Generative artificial intelligence has been among the most impressive breakthroughs in years. But for corporate security chiefs, it’s causing angst.
That’s because for all its genius, generative AI – which can create human-level text as well as unprecedented efficiencies – also heaps new risks and potential liabilities upon companies.
As AI moves rapidly through companies and society as a whole, risks will accelerate as well. Despite the fact that AI innovations produce risks, adopting AI isn’t an option; it’s a must. It would be a strategic blunder for any company to avoid the use of generative AI in different levels of its business – from human resources to analytics to product development.
As a result, a company’s first order of business is to conduct due diligence and protect against risks that range from cybersecurity threats, intellectual property infringement, unreliable data sets and false information.
The responsibility to protect against potential generative AI threats falls on the shoulders of the security team. A security chief’s priority is to understand the different ways AI tools could undermine a company. Bad actors will employ them, so a mitigation strategy must be put in place.
The fundamental problem with the large language models that underpin generative AI tools lies in the way they are trained. They are fed massive amounts of data from various sources on the internet, ranging from Wikipedia and PubMed, to EDGAR and the FreeLaw Project.

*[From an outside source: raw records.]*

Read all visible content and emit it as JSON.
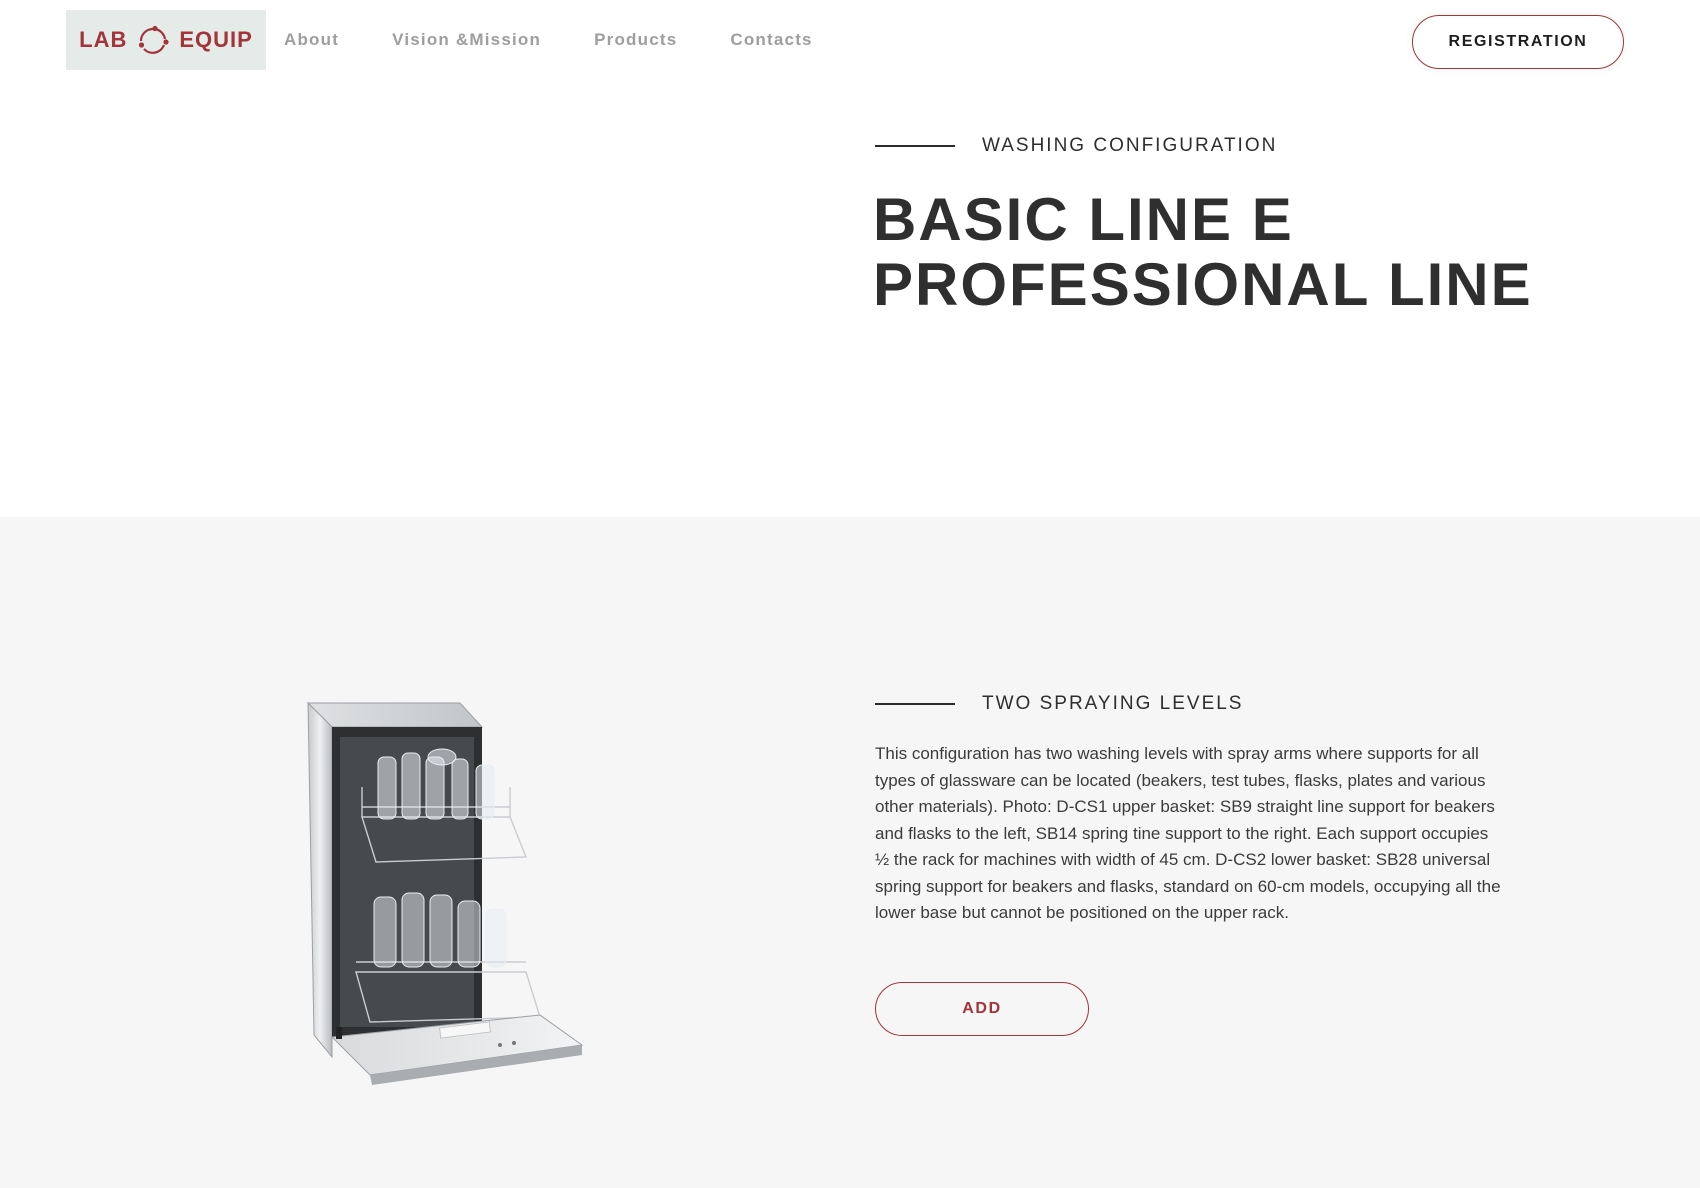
{
  "brand": {
    "logo_left": "LAB",
    "logo_right": "EQUIP",
    "color": "#a3343a",
    "logo_bg": "#e4ebe9"
  },
  "nav": {
    "items": [
      {
        "label": "About"
      },
      {
        "label": "Vision &Mission"
      },
      {
        "label": "Products"
      },
      {
        "label": "Contacts"
      }
    ],
    "registration_label": "REGISTRATION"
  },
  "hero": {
    "eyebrow": "WASHING CONFIGURATION",
    "title_line1": "BASIC LINE E",
    "title_line2": "PROFESSIONAL LINE"
  },
  "feature": {
    "eyebrow": "TWO SPRAYING LEVELS",
    "description": "This configuration has two washing levels with spray arms where supports for all types of glassware can be located (beakers, test tubes, flasks, plates and various other materials). Photo: D-CS1 upper basket: SB9 straight line support for beakers and flasks to the left, SB14 spring tine support to the right. Each support occupies ½ the rack for machines with width of 45 cm. D-CS2 lower basket: SB28 universal spring support for beakers and flasks, standard on 60-cm models, occupying all the lower base but cannot be positioned on the upper rack.",
    "add_label": "ADD",
    "image": "lab-glassware-washer-photo"
  }
}
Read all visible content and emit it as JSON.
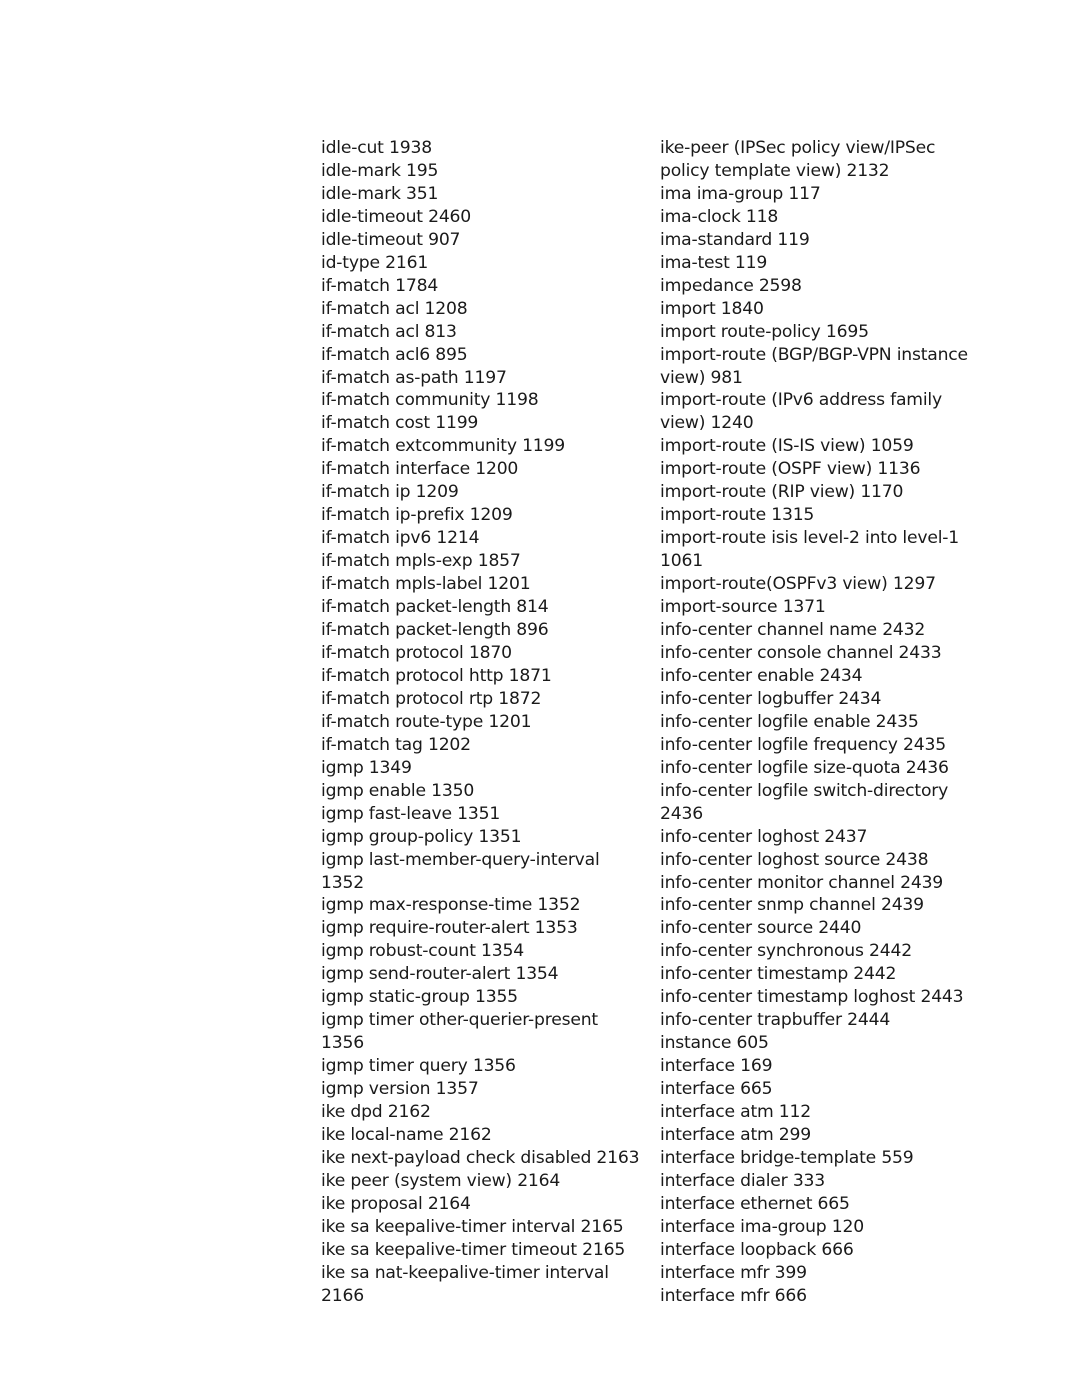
{
  "index": {
    "left_column": [
      "idle-cut 1938",
      "idle-mark 195",
      "idle-mark 351",
      "idle-timeout 2460",
      "idle-timeout 907",
      "id-type 2161",
      "if-match 1784",
      "if-match acl 1208",
      "if-match acl 813",
      "if-match acl6 895",
      "if-match as-path 1197",
      "if-match community 1198",
      "if-match cost 1199",
      "if-match extcommunity 1199",
      "if-match interface 1200",
      "if-match ip 1209",
      "if-match ip-prefix 1209",
      "if-match ipv6 1214",
      "if-match mpls-exp 1857",
      "if-match mpls-label 1201",
      "if-match packet-length 814",
      "if-match packet-length 896",
      "if-match protocol 1870",
      "if-match protocol http 1871",
      "if-match protocol rtp 1872",
      "if-match route-type 1201",
      "if-match tag 1202",
      "igmp 1349",
      "igmp enable 1350",
      "igmp fast-leave 1351",
      "igmp group-policy 1351",
      "igmp last-member-query-interval\n1352",
      "igmp max-response-time 1352",
      "igmp require-router-alert 1353",
      "igmp robust-count 1354",
      "igmp send-router-alert 1354",
      "igmp static-group 1355",
      "igmp timer other-querier-present\n1356",
      "igmp timer query 1356",
      "igmp version 1357",
      "ike dpd 2162",
      "ike local-name 2162",
      "ike next-payload check disabled 2163",
      "ike peer (system view) 2164",
      "ike proposal 2164",
      "ike sa keepalive-timer interval 2165",
      "ike sa keepalive-timer timeout 2165",
      "ike sa nat-keepalive-timer interval\n2166"
    ],
    "right_column": [
      "ike-peer (IPSec policy view/IPSec\npolicy template view) 2132",
      "ima ima-group 117",
      "ima-clock 118",
      "ima-standard 119",
      "ima-test 119",
      "impedance 2598",
      "import 1840",
      "import route-policy 1695",
      "import-route (BGP/BGP-VPN instance\nview) 981",
      "import-route (IPv6 address family\nview) 1240",
      "import-route (IS-IS view) 1059",
      "import-route (OSPF view) 1136",
      "import-route (RIP view) 1170",
      "import-route 1315",
      "import-route isis level-2 into level-1\n1061",
      "import-route(OSPFv3 view) 1297",
      "import-source 1371",
      "info-center channel name 2432",
      "info-center console channel 2433",
      "info-center enable 2434",
      "info-center logbuffer 2434",
      "info-center logfile enable 2435",
      "info-center logfile frequency 2435",
      "info-center logfile size-quota 2436",
      "info-center logfile switch-directory\n2436",
      "info-center loghost 2437",
      "info-center loghost source 2438",
      "info-center monitor channel 2439",
      "info-center snmp channel 2439",
      "info-center source 2440",
      "info-center synchronous 2442",
      "info-center timestamp 2442",
      "info-center timestamp loghost 2443",
      "info-center trapbuffer 2444",
      "instance 605",
      "interface 169",
      "interface 665",
      "interface atm 112",
      "interface atm 299",
      "interface bridge-template 559",
      "interface dialer 333",
      "interface ethernet 665",
      "interface ima-group 120",
      "interface loopback 666",
      "interface mfr 399",
      "interface mfr 666"
    ]
  }
}
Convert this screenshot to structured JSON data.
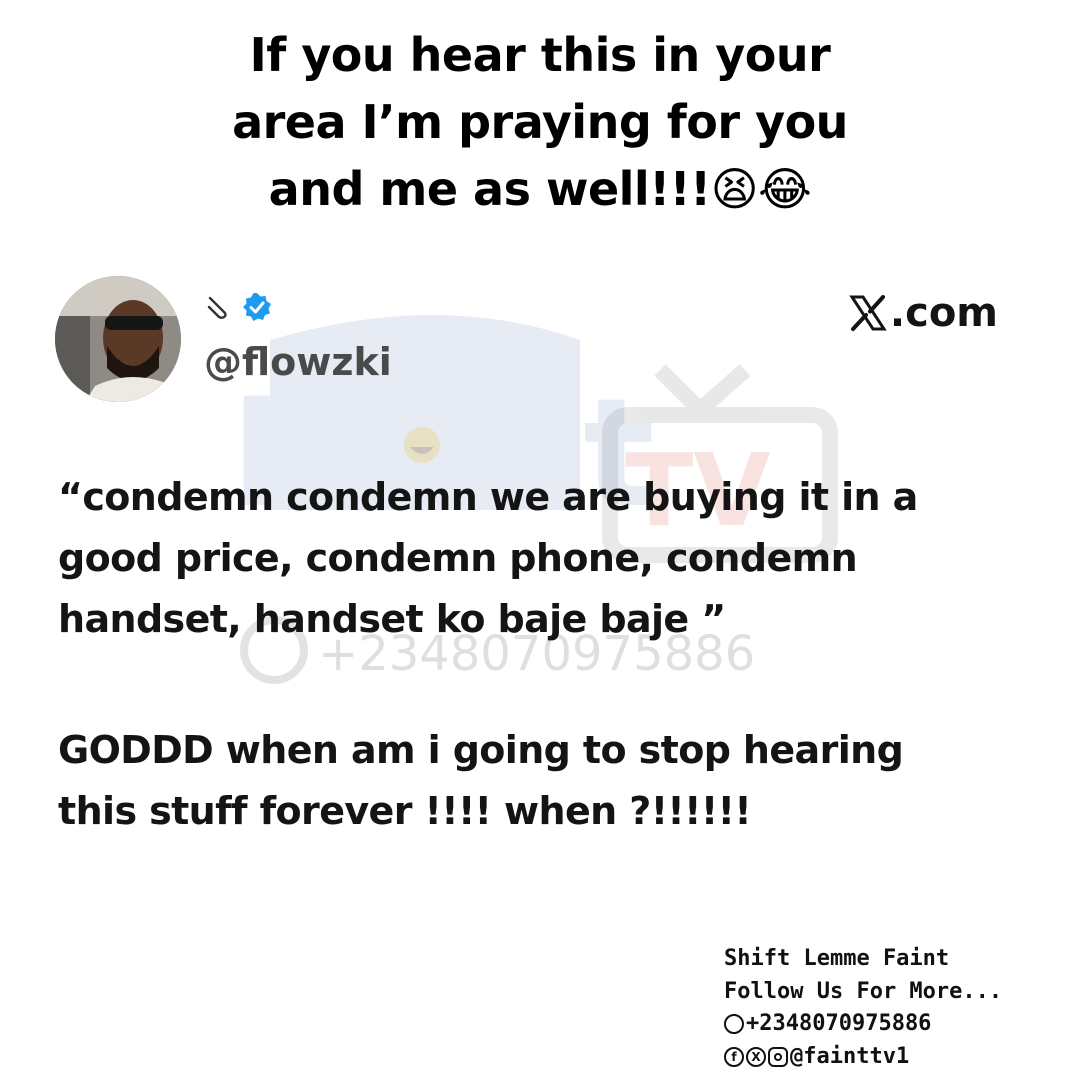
{
  "caption": {
    "line1": "If you hear this in your",
    "line2": "area I’m praying for you",
    "line3": "and me as well!!!😫😂"
  },
  "tweet": {
    "name_emoji": "📎",
    "verified": true,
    "handle": "@flowzki",
    "source": ".com",
    "source_icon": "x-logo-icon",
    "paragraph1": [
      "“condemn condemn we are buying it in a",
      "good price, condemn phone, condemn",
      "handset, handset ko baje baje ”"
    ],
    "paragraph2": [
      "GODDD when am i going to stop hearing",
      "this stuff forever !!!! when ?!!!!!!"
    ]
  },
  "watermark": {
    "brand_faint": "Faint",
    "brand_tv": "TV",
    "phone": "+2348070975886"
  },
  "credits": {
    "line1": "Shift Lemme Faint",
    "line2": "Follow Us For More...",
    "phone": "+2348070975886",
    "social_handle": "@fainttv1",
    "icons": [
      "whatsapp-icon",
      "facebook-icon",
      "x-icon",
      "instagram-icon"
    ]
  },
  "colors": {
    "text": "#141414",
    "handle": "#4a4a4a",
    "verified": "#1d9bf0",
    "watermark_blue": "#3b5fa8",
    "watermark_red": "#d8412f"
  }
}
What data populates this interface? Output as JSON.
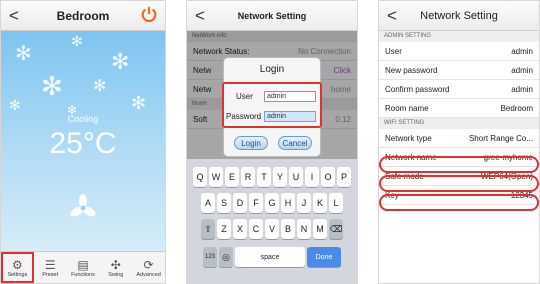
{
  "screen1": {
    "title": "Bedroom",
    "mode": "Cooling",
    "temperature": "25°C",
    "tabs": [
      {
        "label": "Settings",
        "icon": "gear-icon",
        "selected": true
      },
      {
        "label": "Preset",
        "icon": "list-icon",
        "selected": false
      },
      {
        "label": "Functions",
        "icon": "document-icon",
        "selected": false
      },
      {
        "label": "Swing",
        "icon": "swing-icon",
        "selected": false
      },
      {
        "label": "Advanced",
        "icon": "advanced-icon",
        "selected": false
      }
    ]
  },
  "screen2": {
    "title": "Network Setting",
    "section_label": "NetWork info",
    "status_label": "Network Status:",
    "status_value": "No Connection",
    "partial_rows": [
      "Netw",
      "Netw",
      "Norm",
      "Soft"
    ],
    "partial_values": [
      "Click",
      "home",
      "",
      "0.12"
    ],
    "dialog": {
      "title": "Login",
      "user_label": "User",
      "user_value": "admin",
      "password_label": "Password",
      "password_value": "admin",
      "login_button": "Login",
      "cancel_button": "Cancel"
    },
    "keyboard": {
      "row1": [
        "Q",
        "W",
        "E",
        "R",
        "T",
        "Y",
        "U",
        "I",
        "O",
        "P"
      ],
      "row2": [
        "A",
        "S",
        "D",
        "F",
        "G",
        "H",
        "J",
        "K",
        "L"
      ],
      "row3": [
        "Z",
        "X",
        "C",
        "V",
        "B",
        "N",
        "M"
      ],
      "numbers_key": "123",
      "space_key": "space",
      "done_key": "Done"
    }
  },
  "screen3": {
    "title": "Network Setting",
    "admin_section": "ADMIN SETTING",
    "admin_rows": [
      {
        "label": "User",
        "value": "admin"
      },
      {
        "label": "New password",
        "value": "admin"
      },
      {
        "label": "Confirm password",
        "value": "admin"
      },
      {
        "label": "Room name",
        "value": "Bedroom"
      }
    ],
    "wifi_section": "WIFI SETTING",
    "wifi_rows": [
      {
        "label": "Network type",
        "value": "Short Range Co..."
      },
      {
        "label": "Network name",
        "value": "gree-myhome"
      },
      {
        "label": "Safe mode",
        "value": "WEP64(Open)"
      },
      {
        "label": "Key",
        "value": "12345"
      }
    ]
  },
  "colors": {
    "highlight": "#e03030",
    "power": "#ef6a23",
    "sky": "#7ec4ef"
  }
}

Using this information, the model creates a “worldview” to generate content. But the supposed facts embedded within are sometimes fuzzy. Likewise, newly generated information can contain bias or a lack of ethics.
How can that happen? Artificial intelligence, while being able to mimic human language, cannot fundamentally understand the stories it generates. It uses algorithms to predict which word comes next in a sentence. So if, for example, the entire internet is used as the foundation, the outcome will contain the bad and the good.
Machines’ lack of understanding requires that humans evaluate the veracity of information. Because there can be unpredictable patterns, predictions or outcomes stemming from underlying information, it is people who need to handle the last mile of any process that leads to a decision.
From a risk-management perspective, there are several implications for companies. For starters, if they’re using generative AI within their own organization, they must pay close attention to what information they're feeding the model. They must also know the integrity of data purchased from vendors.
The model needs a valid set of facts to draw upon to generate the best results. Fortunately, every company is a massive owner of data: They've got their historical customer data, market trends, surveys, and financials. The key is to ensure the models are tapping into this fact base.
Just as important, companies need to be aware of how other businesses, partners, and vendors are sourcing their information and training their models. Are the people you’re doing business with doing their best to filter out misinformation and skewed results? If not, they’re a potential risk to your business.
Attention to due diligence and liability will play a bigger role with the mass proliferation of AI. Copyright and intellectual property infringement will be ramped up as some companies might not be aware they’ve crossed a legal line. Spotify recently removed tens of thousands of AI-generated songs from its platform in a purge of fake streams after they were flagged by record labels.
Cybersecurity risks have also been ramped up by the adoption of generative AI. The global volume of cyberattacks already reached an all-time high in last year’s fourth quarter, which was before a big surge in corporate AI spending took place in the first half of 2023.
The reason why organizations need to pay attention to generative AI is because text-generating tools such as ChatGPT give bad actors the ability to generate perfect text of nearly any length at the push of a button.
Just as concerning, users can instruct the generative AI to mimic the style, tone, and language of a specific individual. As a result, the velocity of impersonations and deep fakes is set to spike. What’s more, the barriers to such nefariousness have been dropped. A simple software plugin can generate chaos and confusion at scale.
If executives have written content publicly available on the internet – shareholder letters, media interviews, blog posts – that material becomes fodder for crafting believable phishing emails that seem to be from that person.
It’s more important than ever for businesses to understand the sourcing of their information, and how they're filtering out bad or corrupted data. Top of mind is for companies to understand how AI might be trying to change their opinions, their narratives, and their decisions because malicious actors are standing at the door.
Navigating new waters
To guard against social engineering attacks, companies will require increased vigilance and security. A good start is making employees aware that these highly advanced new methods exist.
While generative AI is undeniably a powerful and disruptive technology for companies that are successfully able to harness it, it also irrevocably changes the calculus around risk management.
Since the genie isn’t going back into the bottle, companies will need to use every tool at their disposal to make sure they’re successfully managing the risk that surrounds it.